Exercise details :: Print each record exactly as it appears, but drop the images.

Dataset rows describing interfaces:
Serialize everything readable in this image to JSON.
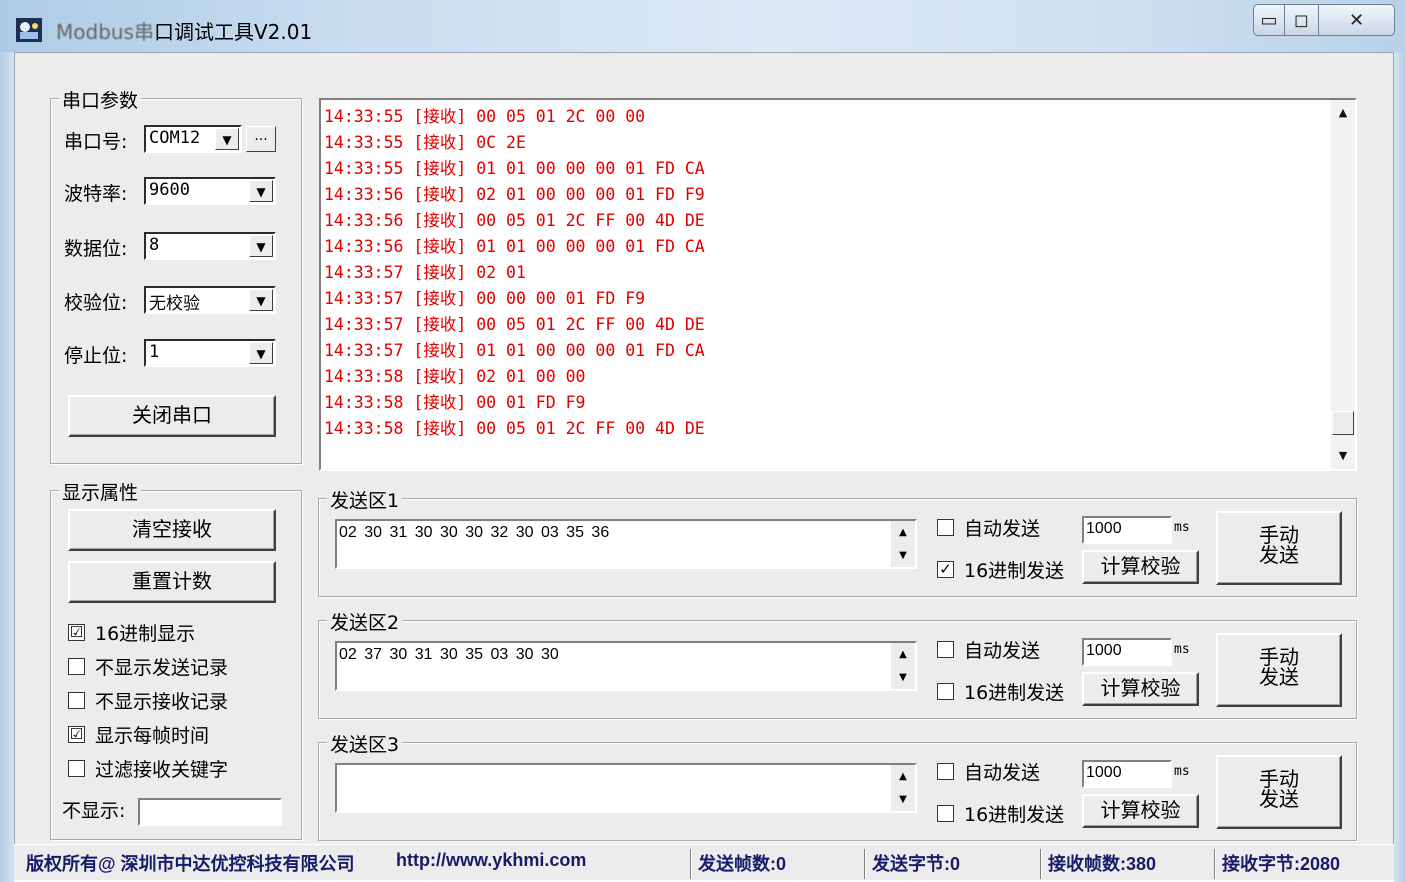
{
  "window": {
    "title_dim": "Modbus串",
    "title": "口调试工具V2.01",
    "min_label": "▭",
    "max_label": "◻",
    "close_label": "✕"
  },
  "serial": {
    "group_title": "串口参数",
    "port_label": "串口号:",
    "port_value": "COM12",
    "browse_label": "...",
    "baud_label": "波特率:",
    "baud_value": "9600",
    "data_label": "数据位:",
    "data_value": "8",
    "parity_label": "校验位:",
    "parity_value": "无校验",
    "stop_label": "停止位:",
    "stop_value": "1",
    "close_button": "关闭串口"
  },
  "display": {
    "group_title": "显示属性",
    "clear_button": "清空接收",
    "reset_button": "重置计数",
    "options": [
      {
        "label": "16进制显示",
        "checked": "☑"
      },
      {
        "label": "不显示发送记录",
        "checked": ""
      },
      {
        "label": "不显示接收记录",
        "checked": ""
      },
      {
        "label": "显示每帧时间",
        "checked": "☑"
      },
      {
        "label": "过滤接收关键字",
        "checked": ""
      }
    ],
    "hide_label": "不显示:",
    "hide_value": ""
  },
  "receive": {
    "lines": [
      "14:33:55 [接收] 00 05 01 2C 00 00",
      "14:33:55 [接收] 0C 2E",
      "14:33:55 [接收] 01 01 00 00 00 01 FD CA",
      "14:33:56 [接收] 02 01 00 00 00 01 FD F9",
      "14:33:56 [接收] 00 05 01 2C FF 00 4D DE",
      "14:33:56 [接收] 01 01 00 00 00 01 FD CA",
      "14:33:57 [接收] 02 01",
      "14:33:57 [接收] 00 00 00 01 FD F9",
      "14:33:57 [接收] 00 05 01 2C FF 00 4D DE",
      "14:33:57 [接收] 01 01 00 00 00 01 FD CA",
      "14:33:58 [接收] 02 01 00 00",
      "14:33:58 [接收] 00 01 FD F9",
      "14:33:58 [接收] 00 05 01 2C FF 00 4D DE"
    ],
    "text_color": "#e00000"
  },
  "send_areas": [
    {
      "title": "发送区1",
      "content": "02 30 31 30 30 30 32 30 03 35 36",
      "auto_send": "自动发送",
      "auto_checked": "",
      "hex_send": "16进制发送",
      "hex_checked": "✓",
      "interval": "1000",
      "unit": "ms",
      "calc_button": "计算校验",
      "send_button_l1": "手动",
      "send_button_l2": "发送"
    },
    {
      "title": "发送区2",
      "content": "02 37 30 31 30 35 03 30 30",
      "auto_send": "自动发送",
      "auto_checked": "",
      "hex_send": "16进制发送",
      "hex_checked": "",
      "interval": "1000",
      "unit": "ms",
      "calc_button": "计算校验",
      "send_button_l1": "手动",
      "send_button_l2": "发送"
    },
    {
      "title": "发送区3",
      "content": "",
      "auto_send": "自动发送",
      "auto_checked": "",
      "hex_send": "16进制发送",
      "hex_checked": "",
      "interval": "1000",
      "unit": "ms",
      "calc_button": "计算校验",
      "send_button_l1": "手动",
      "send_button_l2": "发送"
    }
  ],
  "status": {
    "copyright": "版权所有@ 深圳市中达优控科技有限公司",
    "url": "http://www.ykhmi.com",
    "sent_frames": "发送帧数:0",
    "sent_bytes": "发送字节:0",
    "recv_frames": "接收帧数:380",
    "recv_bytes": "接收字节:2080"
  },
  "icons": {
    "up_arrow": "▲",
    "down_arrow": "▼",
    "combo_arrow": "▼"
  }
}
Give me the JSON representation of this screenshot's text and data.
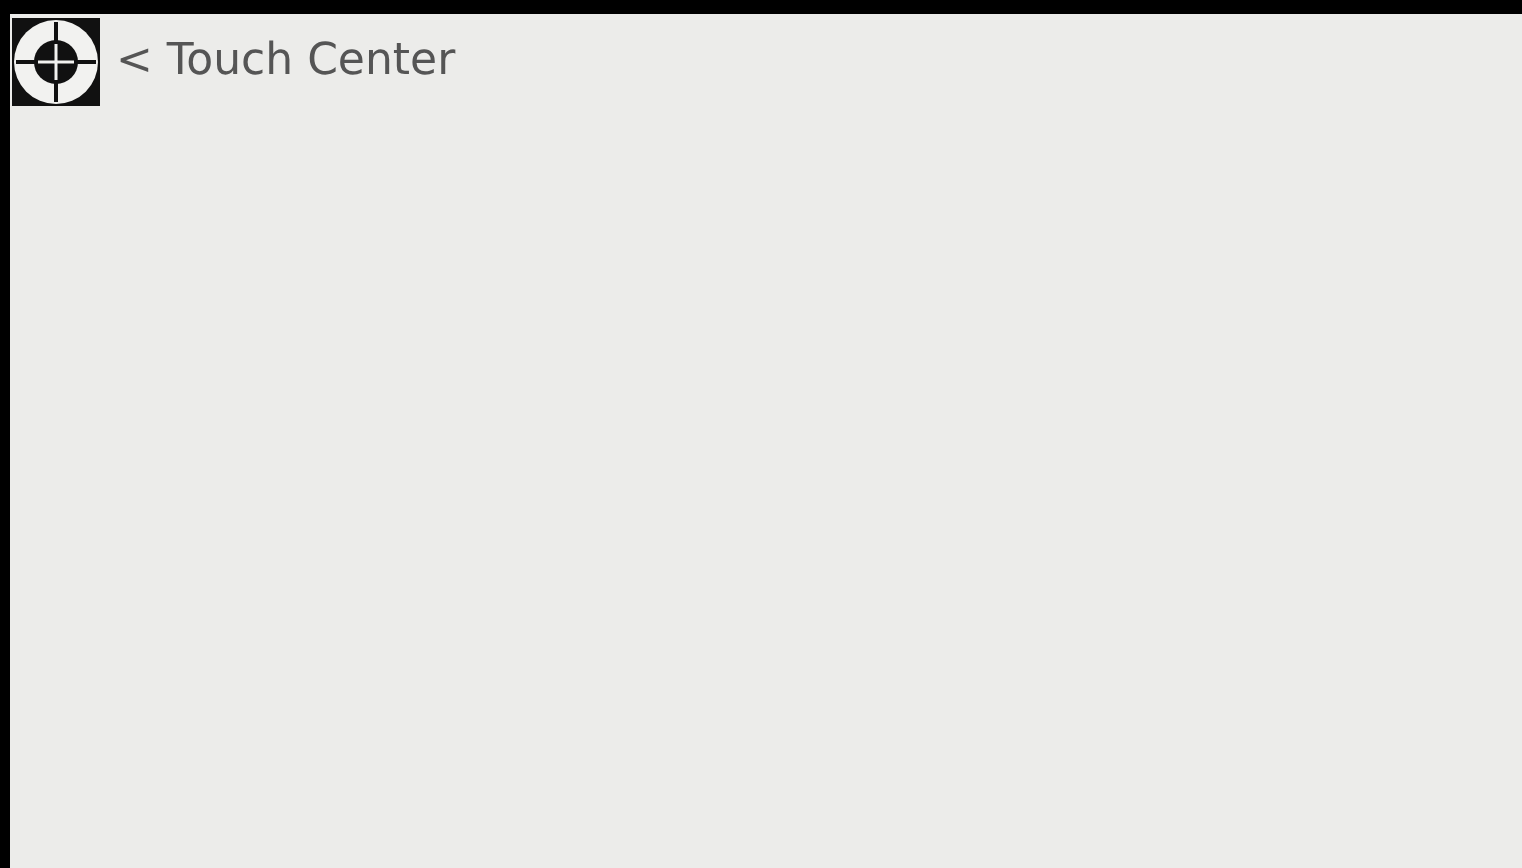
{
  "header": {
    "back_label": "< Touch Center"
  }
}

Answer section ::
Serialize everything readable in this image to JSON.
{
  "window": {
    "title_dim": "Modbus串",
    "title": "口调试工具V2.01",
    "min_label": "▭",
    "max_label": "◻",
    "close_label": "✕"
  },
  "serial": {
    "group_title": "串口参数",
    "port_label": "串口号:",
    "port_value": "COM12",
    "browse_label": "...",
    "baud_label": "波特率:",
    "baud_value": "9600",
    "data_label": "数据位:",
    "data_value": "8",
    "parity_label": "校验位:",
    "parity_value": "无校验",
    "stop_label": "停止位:",
    "stop_value": "1",
    "close_button": "关闭串口"
  },
  "display": {
    "group_title": "显示属性",
    "clear_button": "清空接收",
    "reset_button": "重置计数",
    "options": [
      {
        "label": "16进制显示",
        "checked": "☑"
      },
      {
        "label": "不显示发送记录",
        "checked": ""
      },
      {
        "label": "不显示接收记录",
        "checked": ""
      },
      {
        "label": "显示每帧时间",
        "checked": "☑"
      },
      {
        "label": "过滤接收关键字",
        "checked": ""
      }
    ],
    "hide_label": "不显示:",
    "hide_value": ""
  },
  "receive": {
    "lines": [
      "14:33:55 [接收] 00 05 01 2C 00 00",
      "14:33:55 [接收] 0C 2E",
      "14:33:55 [接收] 01 01 00 00 00 01 FD CA",
      "14:33:56 [接收] 02 01 00 00 00 01 FD F9",
      "14:33:56 [接收] 00 05 01 2C FF 00 4D DE",
      "14:33:56 [接收] 01 01 00 00 00 01 FD CA",
      "14:33:57 [接收] 02 01",
      "14:33:57 [接收] 00 00 00 01 FD F9",
      "14:33:57 [接收] 00 05 01 2C FF 00 4D DE",
      "14:33:57 [接收] 01 01 00 00 00 01 FD CA",
      "14:33:58 [接收] 02 01 00 00",
      "14:33:58 [接收] 00 01 FD F9",
      "14:33:58 [接收] 00 05 01 2C FF 00 4D DE"
    ],
    "text_color": "#e00000"
  },
  "send_areas": [
    {
      "title": "发送区1",
      "content": "02 30 31 30 30 30 32 30 03 35 36",
      "auto_send": "自动发送",
      "auto_checked": "",
      "hex_send": "16进制发送",
      "hex_checked": "✓",
      "interval": "1000",
      "unit": "ms",
      "calc_button": "计算校验",
      "send_button_l1": "手动",
      "send_button_l2": "发送"
    },
    {
      "title": "发送区2",
      "content": "02 37 30 31 30 35 03 30 30",
      "auto_send": "自动发送",
      "auto_checked": "",
      "hex_send": "16进制发送",
      "hex_checked": "",
      "interval": "1000",
      "unit": "ms",
      "calc_button": "计算校验",
      "send_button_l1": "手动",
      "send_button_l2": "发送"
    },
    {
      "title": "发送区3",
      "content": "",
      "auto_send": "自动发送",
      "auto_checked": "",
      "hex_send": "16进制发送",
      "hex_checked": "",
      "interval": "1000",
      "unit": "ms",
      "calc_button": "计算校验",
      "send_button_l1": "手动",
      "send_button_l2": "发送"
    }
  ],
  "status": {
    "copyright": "版权所有@ 深圳市中达优控科技有限公司",
    "url": "http://www.ykhmi.com",
    "sent_frames": "发送帧数:0",
    "sent_bytes": "发送字节:0",
    "recv_frames": "接收帧数:380",
    "recv_bytes": "接收字节:2080"
  },
  "icons": {
    "up_arrow": "▲",
    "down_arrow": "▼",
    "combo_arrow": "▼"
  }
}
Give me the JSON representation of this screenshot's text and data.
{
  "header": {
    "back_label": "< Touch Center"
  }
}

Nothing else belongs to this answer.